Action item: Would you retype all of these records exactly?

━━━━━━━━━━

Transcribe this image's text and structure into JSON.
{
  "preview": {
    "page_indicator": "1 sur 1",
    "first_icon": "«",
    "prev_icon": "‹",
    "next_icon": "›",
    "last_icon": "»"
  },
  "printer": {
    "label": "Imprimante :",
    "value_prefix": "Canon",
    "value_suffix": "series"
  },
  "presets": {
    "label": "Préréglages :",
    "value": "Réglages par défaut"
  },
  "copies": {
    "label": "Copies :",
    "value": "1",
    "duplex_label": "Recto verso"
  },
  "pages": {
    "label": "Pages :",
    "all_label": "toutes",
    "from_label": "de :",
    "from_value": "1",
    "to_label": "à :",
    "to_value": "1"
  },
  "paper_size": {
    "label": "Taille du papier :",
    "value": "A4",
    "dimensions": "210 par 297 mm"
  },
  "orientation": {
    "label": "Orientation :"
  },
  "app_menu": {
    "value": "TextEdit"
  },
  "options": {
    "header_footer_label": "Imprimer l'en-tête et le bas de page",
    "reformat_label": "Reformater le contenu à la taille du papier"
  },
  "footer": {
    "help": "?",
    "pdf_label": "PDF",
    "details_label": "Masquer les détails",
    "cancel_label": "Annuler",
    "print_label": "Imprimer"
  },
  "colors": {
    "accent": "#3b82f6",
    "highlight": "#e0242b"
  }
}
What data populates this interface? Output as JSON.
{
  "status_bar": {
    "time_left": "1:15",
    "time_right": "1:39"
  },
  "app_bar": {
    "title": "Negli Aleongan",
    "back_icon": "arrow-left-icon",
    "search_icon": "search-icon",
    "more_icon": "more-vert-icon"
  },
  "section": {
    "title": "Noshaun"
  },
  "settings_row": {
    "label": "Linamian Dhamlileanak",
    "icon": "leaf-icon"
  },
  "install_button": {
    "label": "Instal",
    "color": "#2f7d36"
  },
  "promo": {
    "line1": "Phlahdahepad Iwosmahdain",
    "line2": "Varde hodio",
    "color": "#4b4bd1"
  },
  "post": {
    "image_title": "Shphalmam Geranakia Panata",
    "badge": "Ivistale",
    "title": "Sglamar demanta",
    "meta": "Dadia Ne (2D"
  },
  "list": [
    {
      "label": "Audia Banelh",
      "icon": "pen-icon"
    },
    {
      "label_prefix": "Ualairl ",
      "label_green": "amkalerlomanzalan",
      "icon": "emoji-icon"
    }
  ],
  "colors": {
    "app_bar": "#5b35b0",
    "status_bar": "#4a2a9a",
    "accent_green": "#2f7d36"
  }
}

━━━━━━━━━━

Exercise response:
Transcribe this image's text and structure into JSON.
{
  "preview": {
    "page_indicator": "1 sur 1",
    "first_icon": "«",
    "prev_icon": "‹",
    "next_icon": "›",
    "last_icon": "»"
  },
  "printer": {
    "label": "Imprimante :",
    "value_prefix": "Canon",
    "value_suffix": "series"
  },
  "presets": {
    "label": "Préréglages :",
    "value": "Réglages par défaut"
  },
  "copies": {
    "label": "Copies :",
    "value": "1",
    "duplex_label": "Recto verso"
  },
  "pages": {
    "label": "Pages :",
    "all_label": "toutes",
    "from_label": "de :",
    "from_value": "1",
    "to_label": "à :",
    "to_value": "1"
  },
  "paper_size": {
    "label": "Taille du papier :",
    "value": "A4",
    "dimensions": "210 par 297 mm"
  },
  "orientation": {
    "label": "Orientation :"
  },
  "app_menu": {
    "value": "TextEdit"
  },
  "options": {
    "header_footer_label": "Imprimer l'en-tête et le bas de page",
    "reformat_label": "Reformater le contenu à la taille du papier"
  },
  "footer": {
    "help": "?",
    "pdf_label": "PDF",
    "details_label": "Masquer les détails",
    "cancel_label": "Annuler",
    "print_label": "Imprimer"
  },
  "colors": {
    "accent": "#3b82f6",
    "highlight": "#e0242b"
  }
}
What data populates this interface? Output as JSON.
{
  "status_bar": {
    "time_left": "1:15",
    "time_right": "1:39"
  },
  "app_bar": {
    "title": "Negli Aleongan",
    "back_icon": "arrow-left-icon",
    "search_icon": "search-icon",
    "more_icon": "more-vert-icon"
  },
  "section": {
    "title": "Noshaun"
  },
  "settings_row": {
    "label": "Linamian Dhamlileanak",
    "icon": "leaf-icon"
  },
  "install_button": {
    "label": "Instal",
    "color": "#2f7d36"
  },
  "promo": {
    "line1": "Phlahdahepad Iwosmahdain",
    "line2": "Varde hodio",
    "color": "#4b4bd1"
  },
  "post": {
    "image_title": "Shphalmam Geranakia Panata",
    "badge": "Ivistale",
    "title": "Sglamar demanta",
    "meta": "Dadia Ne (2D"
  },
  "list": [
    {
      "label": "Audia Banelh",
      "icon": "pen-icon"
    },
    {
      "label_prefix": "Ualairl ",
      "label_green": "amkalerlomanzalan",
      "icon": "emoji-icon"
    }
  ],
  "colors": {
    "app_bar": "#5b35b0",
    "status_bar": "#4a2a9a",
    "accent_green": "#2f7d36"
  }
}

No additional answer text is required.